Waste-to-energy technology comes to U.S. biopower market

By Anna Simet | May 18, 2012

North Carolina-based Quality Recycling is bringing to the American electricity market a boiler technology that has a 99.9 percent total carbon burn out, and produces clean water and inert ash that can be used as a soil substitute, with zero landfilling as a result.

The Rotating Cascading Bed Combustor technology is the most tested boiler ever built in the U.S., and possibly the world, according to Doug King, president of Quality Recycling. He said the company has tested 61 different fuels with the U.S. EPA, everything from sewage sludge to coal to municipal solid waste, and the results have indicated the emissions are cleaner than natural gas.

King said the design works similarly to how a clothes dryer works. “A clothes dryer operates at about 15 rpms (rotations per minute) and our system rotates at 17 rpms,” he said. “We enter a piece of fuel through the combustion chamber over 300 times, whereas most boilers only enter it one time for a certain number of seconds or minutes.”

In the RCBC, fuels are burned in cascading contact with sorbents and recirculating inert solids to form byproducts that prevent gaseous emissions. A sorbent, such as limestone, reacts with sulphur and hydrogen chloride to form calcium sulphates and chlorides that are removed as nonhazardous ash. Sorbent chemical reactions take place at combustion temperatures low enough to greatly retard formation of nitrogen oxides, and because of the fuel recycling systems, extended combustion gas and sorbent contact assures complete combustion of fuels and waste.

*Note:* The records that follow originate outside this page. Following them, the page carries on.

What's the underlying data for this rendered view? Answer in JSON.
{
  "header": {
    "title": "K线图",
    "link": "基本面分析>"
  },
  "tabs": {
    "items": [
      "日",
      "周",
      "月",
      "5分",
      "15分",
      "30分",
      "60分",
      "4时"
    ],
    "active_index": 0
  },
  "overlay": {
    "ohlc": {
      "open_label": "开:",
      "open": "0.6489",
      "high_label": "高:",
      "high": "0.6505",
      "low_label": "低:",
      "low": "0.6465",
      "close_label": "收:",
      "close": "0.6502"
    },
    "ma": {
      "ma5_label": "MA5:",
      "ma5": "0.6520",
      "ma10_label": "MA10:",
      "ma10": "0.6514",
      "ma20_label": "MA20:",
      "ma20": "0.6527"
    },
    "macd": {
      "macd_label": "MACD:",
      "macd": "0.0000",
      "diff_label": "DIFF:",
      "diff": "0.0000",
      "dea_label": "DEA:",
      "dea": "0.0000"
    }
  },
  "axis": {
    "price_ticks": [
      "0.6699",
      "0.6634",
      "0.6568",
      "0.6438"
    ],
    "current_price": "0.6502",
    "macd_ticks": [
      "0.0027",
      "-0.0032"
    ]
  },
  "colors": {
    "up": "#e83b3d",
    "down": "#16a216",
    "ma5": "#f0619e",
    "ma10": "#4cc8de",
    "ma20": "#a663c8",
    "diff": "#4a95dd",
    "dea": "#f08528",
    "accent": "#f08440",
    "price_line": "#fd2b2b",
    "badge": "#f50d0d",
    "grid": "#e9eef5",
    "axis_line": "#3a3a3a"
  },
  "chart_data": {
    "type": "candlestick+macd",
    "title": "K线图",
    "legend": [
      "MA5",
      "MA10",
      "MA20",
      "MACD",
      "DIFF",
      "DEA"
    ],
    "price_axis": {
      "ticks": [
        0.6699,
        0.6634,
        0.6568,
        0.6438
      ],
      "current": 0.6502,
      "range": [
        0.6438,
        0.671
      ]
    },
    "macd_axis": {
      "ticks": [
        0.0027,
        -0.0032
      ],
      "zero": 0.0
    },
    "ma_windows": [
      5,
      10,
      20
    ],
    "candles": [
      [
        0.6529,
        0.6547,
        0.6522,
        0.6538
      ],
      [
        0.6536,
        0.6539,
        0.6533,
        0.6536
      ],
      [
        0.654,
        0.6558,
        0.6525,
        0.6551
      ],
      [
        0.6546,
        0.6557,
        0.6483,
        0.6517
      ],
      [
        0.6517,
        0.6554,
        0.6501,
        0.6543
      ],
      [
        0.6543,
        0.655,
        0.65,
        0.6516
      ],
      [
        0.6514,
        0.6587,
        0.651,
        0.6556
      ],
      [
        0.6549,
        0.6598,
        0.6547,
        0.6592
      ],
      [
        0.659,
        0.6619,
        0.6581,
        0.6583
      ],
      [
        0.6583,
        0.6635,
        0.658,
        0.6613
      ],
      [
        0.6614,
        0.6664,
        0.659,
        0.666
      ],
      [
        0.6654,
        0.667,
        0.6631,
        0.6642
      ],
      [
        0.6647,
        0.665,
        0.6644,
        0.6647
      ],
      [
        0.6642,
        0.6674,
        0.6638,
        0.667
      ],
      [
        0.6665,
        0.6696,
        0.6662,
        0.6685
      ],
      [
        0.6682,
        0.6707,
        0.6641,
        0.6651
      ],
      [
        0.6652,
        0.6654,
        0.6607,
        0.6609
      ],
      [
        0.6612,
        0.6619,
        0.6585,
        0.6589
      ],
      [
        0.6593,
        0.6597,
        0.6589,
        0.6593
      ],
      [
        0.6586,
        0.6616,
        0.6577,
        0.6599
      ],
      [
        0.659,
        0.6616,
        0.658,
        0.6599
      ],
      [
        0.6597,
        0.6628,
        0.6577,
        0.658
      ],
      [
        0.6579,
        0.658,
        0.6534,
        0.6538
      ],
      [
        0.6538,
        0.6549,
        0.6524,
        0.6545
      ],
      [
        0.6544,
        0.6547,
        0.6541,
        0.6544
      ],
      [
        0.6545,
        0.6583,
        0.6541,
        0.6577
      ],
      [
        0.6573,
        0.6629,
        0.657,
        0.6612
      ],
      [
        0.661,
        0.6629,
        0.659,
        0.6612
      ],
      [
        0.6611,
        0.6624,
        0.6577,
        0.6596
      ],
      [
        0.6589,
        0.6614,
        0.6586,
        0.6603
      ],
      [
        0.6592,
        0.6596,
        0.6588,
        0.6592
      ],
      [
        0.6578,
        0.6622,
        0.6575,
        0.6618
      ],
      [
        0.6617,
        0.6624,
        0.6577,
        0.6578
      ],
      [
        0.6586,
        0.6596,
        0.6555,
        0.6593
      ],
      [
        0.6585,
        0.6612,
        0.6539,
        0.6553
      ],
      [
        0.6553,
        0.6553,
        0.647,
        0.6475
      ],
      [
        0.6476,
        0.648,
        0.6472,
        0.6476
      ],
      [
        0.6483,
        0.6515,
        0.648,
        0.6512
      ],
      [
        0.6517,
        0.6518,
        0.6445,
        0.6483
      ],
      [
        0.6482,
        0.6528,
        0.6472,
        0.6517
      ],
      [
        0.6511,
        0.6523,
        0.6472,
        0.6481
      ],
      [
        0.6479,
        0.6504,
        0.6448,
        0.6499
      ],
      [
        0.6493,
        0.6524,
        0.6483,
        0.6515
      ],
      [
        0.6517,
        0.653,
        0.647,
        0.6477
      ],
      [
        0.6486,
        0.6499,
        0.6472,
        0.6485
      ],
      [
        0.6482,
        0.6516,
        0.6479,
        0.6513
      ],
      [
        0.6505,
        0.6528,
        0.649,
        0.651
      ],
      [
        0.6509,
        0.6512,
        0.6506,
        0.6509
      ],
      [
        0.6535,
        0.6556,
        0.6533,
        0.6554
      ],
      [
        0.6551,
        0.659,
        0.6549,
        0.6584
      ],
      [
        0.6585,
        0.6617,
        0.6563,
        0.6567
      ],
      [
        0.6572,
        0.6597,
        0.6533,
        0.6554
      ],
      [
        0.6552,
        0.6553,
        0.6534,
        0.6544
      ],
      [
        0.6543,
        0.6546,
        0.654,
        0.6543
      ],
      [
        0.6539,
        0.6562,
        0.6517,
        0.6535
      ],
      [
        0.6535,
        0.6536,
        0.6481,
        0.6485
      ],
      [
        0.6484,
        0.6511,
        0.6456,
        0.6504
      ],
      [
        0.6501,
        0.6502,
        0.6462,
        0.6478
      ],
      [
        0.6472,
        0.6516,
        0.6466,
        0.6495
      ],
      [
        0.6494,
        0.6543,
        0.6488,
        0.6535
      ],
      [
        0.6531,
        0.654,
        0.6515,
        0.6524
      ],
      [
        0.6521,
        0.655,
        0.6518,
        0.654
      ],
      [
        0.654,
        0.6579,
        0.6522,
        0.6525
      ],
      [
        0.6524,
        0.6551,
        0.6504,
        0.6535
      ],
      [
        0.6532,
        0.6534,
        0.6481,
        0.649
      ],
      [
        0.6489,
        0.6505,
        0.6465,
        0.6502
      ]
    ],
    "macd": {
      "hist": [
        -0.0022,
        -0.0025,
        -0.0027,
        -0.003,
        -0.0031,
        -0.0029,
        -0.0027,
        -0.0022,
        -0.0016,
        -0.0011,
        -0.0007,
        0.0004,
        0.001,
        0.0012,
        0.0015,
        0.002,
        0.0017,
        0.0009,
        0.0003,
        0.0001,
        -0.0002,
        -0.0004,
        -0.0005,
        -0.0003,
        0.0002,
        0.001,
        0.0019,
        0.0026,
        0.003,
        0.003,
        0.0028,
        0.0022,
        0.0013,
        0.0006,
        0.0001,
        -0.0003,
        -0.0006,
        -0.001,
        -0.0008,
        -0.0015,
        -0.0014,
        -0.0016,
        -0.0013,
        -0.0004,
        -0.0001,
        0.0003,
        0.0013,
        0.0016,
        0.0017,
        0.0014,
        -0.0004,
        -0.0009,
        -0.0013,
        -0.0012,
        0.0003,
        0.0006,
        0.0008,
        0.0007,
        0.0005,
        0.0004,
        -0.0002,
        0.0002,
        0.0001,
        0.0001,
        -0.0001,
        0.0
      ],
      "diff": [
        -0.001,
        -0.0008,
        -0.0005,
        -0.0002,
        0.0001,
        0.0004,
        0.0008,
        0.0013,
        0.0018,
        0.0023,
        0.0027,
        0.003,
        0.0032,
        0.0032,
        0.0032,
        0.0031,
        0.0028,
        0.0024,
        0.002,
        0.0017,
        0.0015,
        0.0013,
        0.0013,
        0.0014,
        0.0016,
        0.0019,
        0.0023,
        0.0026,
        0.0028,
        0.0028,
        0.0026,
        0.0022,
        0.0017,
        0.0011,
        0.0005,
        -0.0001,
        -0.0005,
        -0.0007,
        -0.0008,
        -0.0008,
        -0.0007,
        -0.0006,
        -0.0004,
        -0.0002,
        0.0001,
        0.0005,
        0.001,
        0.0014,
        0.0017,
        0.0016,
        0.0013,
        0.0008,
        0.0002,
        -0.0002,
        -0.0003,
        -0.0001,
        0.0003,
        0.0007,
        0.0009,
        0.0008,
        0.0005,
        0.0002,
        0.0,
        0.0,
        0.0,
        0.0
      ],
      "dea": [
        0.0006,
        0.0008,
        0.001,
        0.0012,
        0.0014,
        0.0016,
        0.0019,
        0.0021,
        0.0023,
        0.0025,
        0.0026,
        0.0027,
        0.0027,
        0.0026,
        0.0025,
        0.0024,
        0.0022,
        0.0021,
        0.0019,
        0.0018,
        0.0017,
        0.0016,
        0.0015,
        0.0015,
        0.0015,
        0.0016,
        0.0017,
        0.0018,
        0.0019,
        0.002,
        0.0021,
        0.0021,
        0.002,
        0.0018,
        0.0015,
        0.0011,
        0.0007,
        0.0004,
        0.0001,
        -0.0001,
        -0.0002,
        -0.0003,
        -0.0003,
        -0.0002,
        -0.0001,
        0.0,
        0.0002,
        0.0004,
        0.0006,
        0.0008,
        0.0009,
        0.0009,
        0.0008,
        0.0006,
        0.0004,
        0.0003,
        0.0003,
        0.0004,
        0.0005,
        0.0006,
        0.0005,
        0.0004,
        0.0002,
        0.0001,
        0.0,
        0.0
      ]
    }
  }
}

King said the company is currently working on boiler installations in the Ukraine and Nigeria, as well as two projects in Tennessee, which will be the first ones in the U.S. One system generates 6 MW per 150 tons of trash, according to King.  “And the byproduct is dirt. The difference between the RCBC and others that is nobody has the high percentage of carbon burn out we do, nobody has a totally inert byproduct, and we have less than 1 percent fly ash.”